Amazon changed the face of commerce and now, it appears, they are trying to change the face of the shipping industry.
Bloomberg Businessweek released a report by Devin Leonard, entitled “Will Amazon Kill FedEx?” on Amazon’s growth and its effects on the shipping industry.
With 40 Boeing jets and two-hour delivery service, Leonard highlights Amazon is quickly becoming not just a competitor to the United Parcel Service and FedEx Corp. but a real threat.
Here are DMN’s five takeaways from “Will Amazon Kill FedEx?” and the Seattle based company’s impact on the shipping industry.
Amazon is more than just ecommerce
UPS or FedEx continue to deny the threat of Amazon to their business. On a conference call in February, UPS CEO David Abney was diplomatic: “Amazon’s a good customer of ours. We have a mutually beneficial relationship.” In their defense, these sort of comments could be a public relations front, allowing the Seattle-based company to continue using UPS and its services. However, with the lease of 40 jets, Amazon is clearly building a delivery service. Amazon also has a market capitalization about $366 billion, which is roughly equal to the combined worth of Walmart, FedEx, and Boeing. These facts alone should be enough proof to UPS and FedEx that Amazon is a threat.
Fast as fast can
Ecommerce is only getting faster.
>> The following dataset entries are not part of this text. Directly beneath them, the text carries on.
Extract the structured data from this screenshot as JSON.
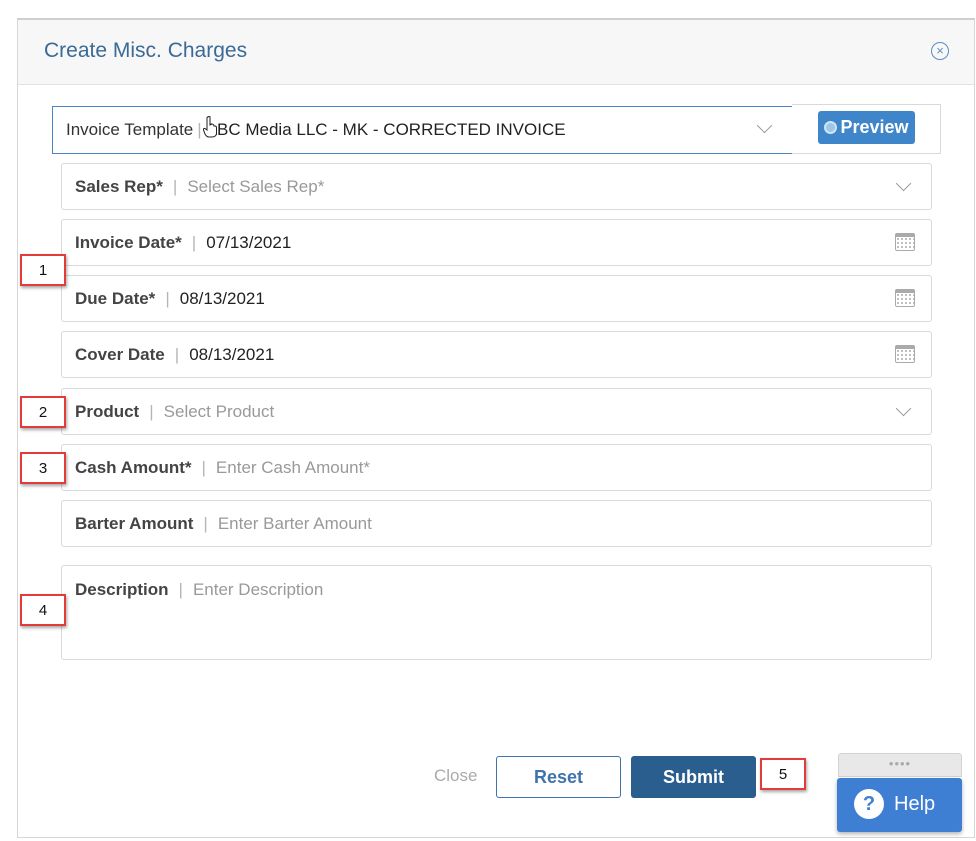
{
  "dialog": {
    "title": "Create Misc. Charges",
    "close_icon": "close-circle-icon"
  },
  "invoice_template": {
    "label": "Invoice Template",
    "value": "ABC Media LLC - MK - CORRECTED INVOICE",
    "preview_label": "Preview"
  },
  "fields": {
    "sales_rep": {
      "label": "Sales Rep*",
      "placeholder": "Select Sales Rep*"
    },
    "invoice_date": {
      "label": "Invoice Date*",
      "value": "07/13/2021"
    },
    "due_date": {
      "label": "Due Date*",
      "value": "08/13/2021"
    },
    "cover_date": {
      "label": "Cover Date",
      "value": "08/13/2021"
    },
    "product": {
      "label": "Product",
      "placeholder": "Select Product"
    },
    "cash_amount": {
      "label": "Cash Amount*",
      "placeholder": "Enter Cash Amount*"
    },
    "barter_amount": {
      "label": "Barter Amount",
      "placeholder": "Enter Barter Amount"
    },
    "description": {
      "label": "Description",
      "placeholder": "Enter Description"
    }
  },
  "separator": "|",
  "buttons": {
    "close": "Close",
    "reset": "Reset",
    "submit": "Submit"
  },
  "help": {
    "grip": "••••",
    "icon": "?",
    "label": "Help"
  },
  "callouts": [
    "1",
    "2",
    "3",
    "4",
    "5"
  ]
}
In many large cities, Amazon subscribers can now get free two-hour delivery on more than 25,000 items they might otherwise have bought at Walgreens or 7-Eleven. And for an additional fee of $7.99, some products can be delivered within the hour. Amazon opened 28 sorting centers, 59 delivery stations, and more than 65 Prime Now hubs. It is evident if an ecommerce company intends to be successful, it needs to consider how and when the product is shipped to the customer.
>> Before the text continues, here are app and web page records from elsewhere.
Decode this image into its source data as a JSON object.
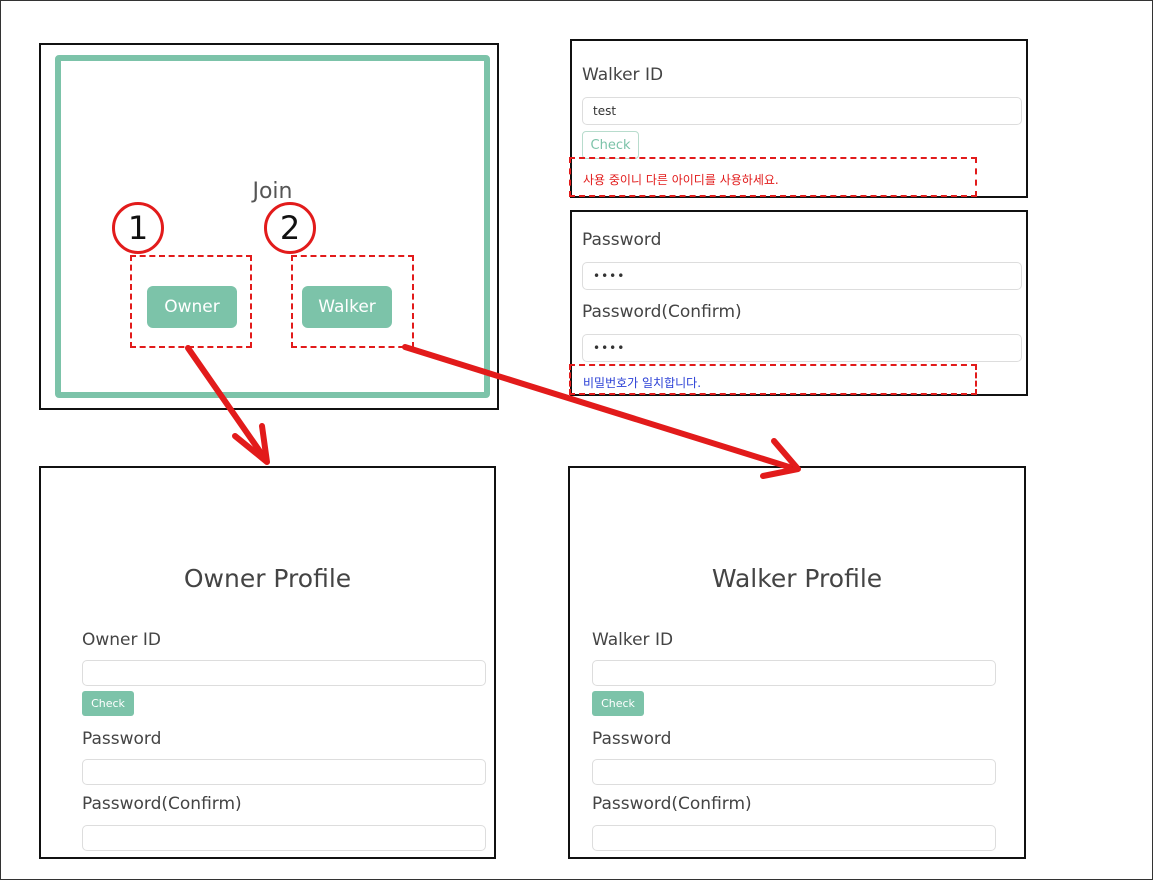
{
  "join": {
    "title": "Join",
    "owner_button": "Owner",
    "walker_button": "Walker",
    "step1": "1",
    "step2": "2"
  },
  "walker_id_check": {
    "label": "Walker ID",
    "input_value": "test",
    "check_button": "Check",
    "message": "사용 중이니 다른 아이디를 사용하세요."
  },
  "password_check": {
    "password_label": "Password",
    "password_value": "••••",
    "confirm_label": "Password(Confirm)",
    "confirm_value": "••••",
    "message": "비밀번호가 일치합니다."
  },
  "owner_profile": {
    "title": "Owner Profile",
    "id_label": "Owner ID",
    "check_button": "Check",
    "password_label": "Password",
    "confirm_label": "Password(Confirm)"
  },
  "walker_profile": {
    "title": "Walker Profile",
    "id_label": "Walker ID",
    "check_button": "Check",
    "password_label": "Password",
    "confirm_label": "Password(Confirm)"
  },
  "colors": {
    "accent": "#7cc3a9",
    "annotation": "#e21b1b",
    "error_text": "#e21b1b",
    "success_text": "#2a3fd6"
  }
}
Amazon of the future
The key to success in ecommerce is not the company’s ability to innovate, but how and when they deal with innovation. Amazon, according to a report released by Deutsche Bank in June, will use not only 767s and container ships, but the Seattle based company may use self-driving trucks and drones. These delivery tactics, if utilized, would provide Amazon a functionality like any other ecommerce or delivery service.
It’s sometimes cheaper to do it yourself
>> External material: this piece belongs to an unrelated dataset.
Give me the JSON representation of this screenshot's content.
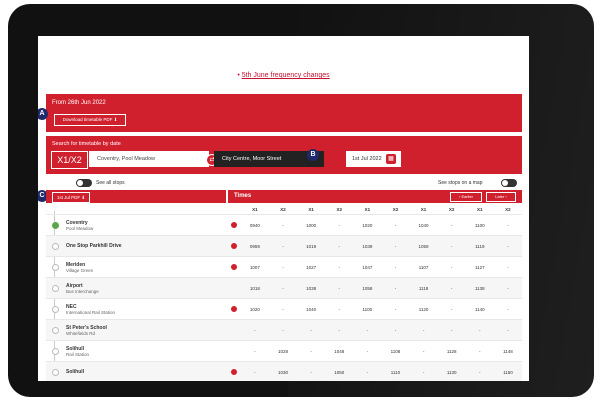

In 2005, Amazon Prime attracted an estimated 8 million members in five years, according to Deutsche Bank. The company, in order to fulfill the free two-day delivery promise, used costly expedited services at FedEx and UPS. With time though, the company realized the costs associated with the services, and decided to create an alternative. The alternative required the company establish its own delivery service, providing a template for the ideal scenario for an ecommerce company.
Where there’s smoke, there’s fire
Ecommerce has altered the perception of shopping at brick-and-mortar outlets, and its stands to revolutionize the shipping industry. In 2015, Amazon sold an estimated 7.2 billion items. Four years from now, internet industry analyst Gene Munster, said to Bloomberg Businessweek, Amazon should sell 12.6 billion. These products will have to be delivered and shipped. Will Amazon use both in-house and FedEx/UPS services? Or will demand of this magnitude require a bolstered shipping and delivery service? And if it does, will it change the shipping industry for good? Sure seems like it could. Perhaps it already has.